Geralt of Rivia from Witcher 3 Retexture
Geralt has undergone a significant face-lift in each of his appearances on the PC. If you’re craving a bit more consistency, this texture replacer will make his Witcher 2 incarnation look a lot more like the version you’re probably most familiar with from Witcher 3. My grandma always told me all Witchers are beautiful in their own way. And while those wise words are still with me today, I have to admit that this is a noticeable improvement—especially if you’re playing through the whole series back-to-back.
The Witcher 2 Tweaker
The in-game menus in The Witcher 2 only let you tweak certain graphical settings, giving you no control over others. As PC gamers we say, a blight upon that! You can always go poking around in .ini files in a pinch, but this utility will put all of the advanced graphics options into a nice GUI and let you tune to your heart’s content before beginning your adventure. Between this and the texture mods above, you’ll be able to get The Witcher 2 looking its absolute best.
The Witcher 1 Final Saves
If you’ve decided to skip the first game in the trilogy but don’t want to settle for the default world state when loading a new game, this package contains six different save files based on different decisions you could have made in The Witcher 1. These decisions are relatively small in the scope of the larger story. It’s not like importing your Mass Effect saves from one game to another where major characters might be dead or the entire composition of the government changed. But they will come up in Witcher 2 in a couple of neat ways.
Better Shop Sale Prices
If you feel unusually poor playing through The Witcher 2, that’s not just your imagination. Outside of quest rewards, it’s very difficult to make money. In the original Witcher game, shops would buy items from you for 1/5 of their “actual” value. In The Witcher 2, this was changed to a highly punishing 1/24 of actual value. This mod resets it back to 1/5 so you won’t have every shopkeeper in the Northern Kingdoms turning into the guy from Pawn Stars and saying the best they can do is a dollar for the magic silver sword you’re trying to get rid of.
Radovid Persuasion Fix

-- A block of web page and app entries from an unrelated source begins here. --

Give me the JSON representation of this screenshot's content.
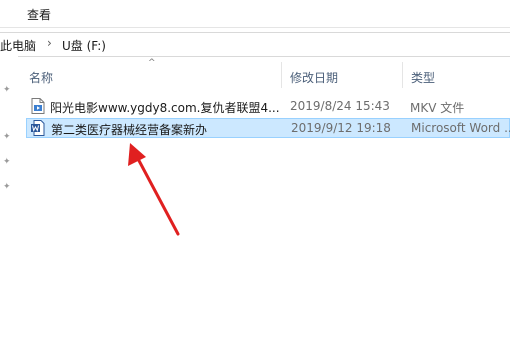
{
  "ribbon": {
    "view_tab": "查看"
  },
  "breadcrumb": {
    "this_pc": "此电脑",
    "drive": "U盘 (F:)"
  },
  "columns": {
    "name": "名称",
    "date": "修改日期",
    "type": "类型"
  },
  "files": [
    {
      "name": "阳光电影www.ygdy8.com.复仇者联盟4...",
      "date": "2019/8/24 15:43",
      "type": "MKV 文件",
      "icon": "video-file-icon"
    },
    {
      "name": "第二类医疗器械经营备案新办",
      "date": "2019/9/12 19:18",
      "type": "Microsoft Word ...",
      "icon": "word-document-icon",
      "selected": true
    }
  ],
  "colors": {
    "selection_bg": "#cce8ff",
    "selection_border": "#99d1ff",
    "header_text": "#4c607a",
    "arrow": "#e02020",
    "word_blue": "#2b579a"
  }
}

You're almost certainly playing the Enhanced Edition of The Witcher 2, which introduced tons of improvements about a year after the initial release. Unfortunately it also introduced a bug which made it impossible to persuade Radovid in a specific conversation. This small mod fixes that.